§ INSTRUCTIONS FOR THE TASK
Should any entry include an image, skip the image and copy the entry exactly.

§ DATA LISTING

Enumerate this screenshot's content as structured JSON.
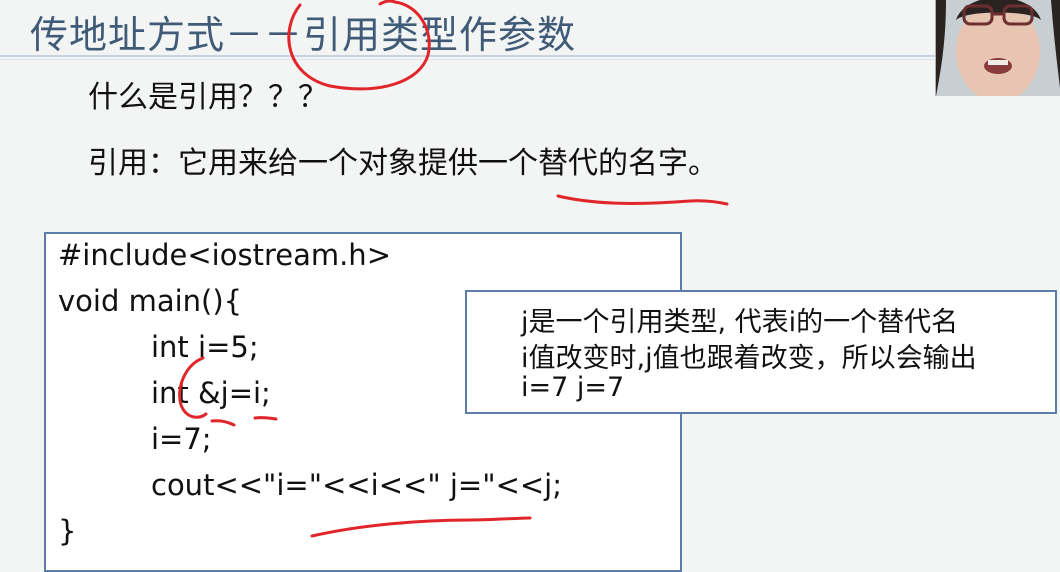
{
  "slide": {
    "title": "传地址方式－－引用类型作参数",
    "question": "什么是引用？？？",
    "definition": "引用：它用来给一个对象提供一个替代的名字。"
  },
  "code": {
    "lines": [
      "#include<iostream.h>",
      "void main(){",
      "int i=5;",
      "int &j=i;",
      "i=7;",
      "cout<<\"i=\"<<i<<\" j=\"<<j;",
      "}"
    ]
  },
  "callout": {
    "lines": [
      "j是一个引用类型, 代表i的一个替代名",
      "i值改变时,j值也跟着改变，所以会输出",
      "i=7 j=7"
    ]
  },
  "colors": {
    "title": "#3f5b78",
    "box_border": "#5b7da8",
    "annotation_ink": "#e0252b"
  }
}
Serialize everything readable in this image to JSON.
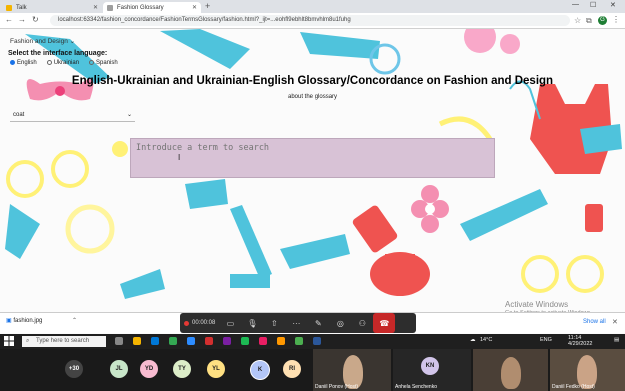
{
  "browser": {
    "tabs": [
      {
        "label": "Talk",
        "favicon_color": "#f4b400"
      },
      {
        "label": "Fashion Glossary",
        "favicon_color": "#9e9e9e"
      }
    ],
    "url": "localhost:63342/fashion_concordance/FashionTermsGlossary/fashion.html?_ijt=...eohfl9ebhlt8bmvhlm8u1fuhg"
  },
  "page": {
    "top_dropdown": "Fashion and Design",
    "interface_language_title": "Select the interface language:",
    "interface_languages": [
      {
        "label": "English",
        "selected": true
      },
      {
        "label": "Ukrainian",
        "selected": false
      },
      {
        "label": "Spanish",
        "selected": false
      }
    ],
    "title": "English-Ukrainian and Ukrainian-English Glossary/Concordance on Fashion and Design",
    "about_link": "about the glossary",
    "language_select_value": "coat",
    "search_placeholder": "Introduce a term to search",
    "watermark_title": "Activate Windows",
    "watermark_sub": "Go to Settings to activate Windows."
  },
  "downloads": {
    "file": "fashion.jpg",
    "show_all": "Show all"
  },
  "zoom": {
    "timer": "00:00:08"
  },
  "taskbar": {
    "search_placeholder": "Type here to search",
    "temperature": "14°C",
    "language": "ENG",
    "time": "11:14",
    "date": "4/29/2022"
  },
  "participants": {
    "more_count": "+30",
    "initials": [
      {
        "text": "JL",
        "color": "#c8e6c9"
      },
      {
        "text": "YD",
        "color": "#f8bbd0"
      },
      {
        "text": "TY",
        "color": "#dcedc8"
      },
      {
        "text": "YL",
        "color": "#ffe082"
      },
      {
        "text": "K",
        "color": "#b3c6f7"
      },
      {
        "text": "RI",
        "color": "#ffe0b2"
      },
      {
        "text": "KN",
        "color": "#d1c4e9"
      }
    ],
    "videos": [
      "Daniil Ponov (Host)",
      "Anhela Senchenko",
      "Daniil Fedko (Host)"
    ]
  }
}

§ ANSWER TO THIS TASK
Enumerate this screenshot's content as structured JSON.
{
  "slide": {
    "title": "传地址方式－－引用类型作参数",
    "question": "什么是引用？？？",
    "definition": "引用：它用来给一个对象提供一个替代的名字。"
  },
  "code": {
    "lines": [
      "#include<iostream.h>",
      "void main(){",
      "int i=5;",
      "int &j=i;",
      "i=7;",
      "cout<<\"i=\"<<i<<\" j=\"<<j;",
      "}"
    ]
  },
  "callout": {
    "lines": [
      "j是一个引用类型, 代表i的一个替代名",
      "i值改变时,j值也跟着改变，所以会输出",
      "i=7 j=7"
    ]
  },
  "colors": {
    "title": "#3f5b78",
    "box_border": "#5b7da8",
    "annotation_ink": "#e0252b"
  }
}
Serialize everything readable in this image to JSON.
{
  "browser": {
    "tabs": [
      {
        "label": "Talk",
        "favicon_color": "#f4b400"
      },
      {
        "label": "Fashion Glossary",
        "favicon_color": "#9e9e9e"
      }
    ],
    "url": "localhost:63342/fashion_concordance/FashionTermsGlossary/fashion.html?_ijt=...eohfl9ebhlt8bmvhlm8u1fuhg"
  },
  "page": {
    "top_dropdown": "Fashion and Design",
    "interface_language_title": "Select the interface language:",
    "interface_languages": [
      {
        "label": "English",
        "selected": true
      },
      {
        "label": "Ukrainian",
        "selected": false
      },
      {
        "label": "Spanish",
        "selected": false
      }
    ],
    "title": "English-Ukrainian and Ukrainian-English Glossary/Concordance on Fashion and Design",
    "about_link": "about the glossary",
    "language_select_value": "coat",
    "search_placeholder": "Introduce a term to search",
    "watermark_title": "Activate Windows",
    "watermark_sub": "Go to Settings to activate Windows."
  },
  "downloads": {
    "file": "fashion.jpg",
    "show_all": "Show all"
  },
  "zoom": {
    "timer": "00:00:08"
  },
  "taskbar": {
    "search_placeholder": "Type here to search",
    "temperature": "14°C",
    "language": "ENG",
    "time": "11:14",
    "date": "4/29/2022"
  },
  "participants": {
    "more_count": "+30",
    "initials": [
      {
        "text": "JL",
        "color": "#c8e6c9"
      },
      {
        "text": "YD",
        "color": "#f8bbd0"
      },
      {
        "text": "TY",
        "color": "#dcedc8"
      },
      {
        "text": "YL",
        "color": "#ffe082"
      },
      {
        "text": "K",
        "color": "#b3c6f7"
      },
      {
        "text": "RI",
        "color": "#ffe0b2"
      },
      {
        "text": "KN",
        "color": "#d1c4e9"
      }
    ],
    "videos": [
      "Daniil Ponov (Host)",
      "Anhela Senchenko",
      "Daniil Fedko (Host)"
    ]
  }
}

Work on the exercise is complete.